(Stored items from a collection)
-------------------------

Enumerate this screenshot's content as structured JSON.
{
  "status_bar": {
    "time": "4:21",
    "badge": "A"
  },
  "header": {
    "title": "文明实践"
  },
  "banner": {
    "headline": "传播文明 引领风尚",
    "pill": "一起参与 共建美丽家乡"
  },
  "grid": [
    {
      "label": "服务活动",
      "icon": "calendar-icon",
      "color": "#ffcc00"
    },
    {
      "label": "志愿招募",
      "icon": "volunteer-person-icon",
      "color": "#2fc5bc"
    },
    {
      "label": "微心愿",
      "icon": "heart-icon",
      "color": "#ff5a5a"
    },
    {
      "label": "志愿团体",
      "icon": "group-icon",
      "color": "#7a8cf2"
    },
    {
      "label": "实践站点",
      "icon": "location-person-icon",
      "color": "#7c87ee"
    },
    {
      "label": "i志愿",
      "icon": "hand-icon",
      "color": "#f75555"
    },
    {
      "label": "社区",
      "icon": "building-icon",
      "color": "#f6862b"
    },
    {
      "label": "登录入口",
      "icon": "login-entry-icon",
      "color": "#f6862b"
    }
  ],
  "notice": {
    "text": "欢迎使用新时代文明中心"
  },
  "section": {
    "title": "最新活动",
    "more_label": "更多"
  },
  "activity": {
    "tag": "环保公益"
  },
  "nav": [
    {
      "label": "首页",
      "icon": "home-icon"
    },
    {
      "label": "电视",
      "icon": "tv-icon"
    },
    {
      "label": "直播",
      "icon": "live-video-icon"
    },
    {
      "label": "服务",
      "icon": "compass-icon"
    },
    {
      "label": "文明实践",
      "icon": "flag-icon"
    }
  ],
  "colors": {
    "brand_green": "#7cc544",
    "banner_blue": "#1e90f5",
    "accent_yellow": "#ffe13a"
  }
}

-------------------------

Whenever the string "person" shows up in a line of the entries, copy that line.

      "icon": "volunteer-person-icon",
      "icon": "location-person-icon",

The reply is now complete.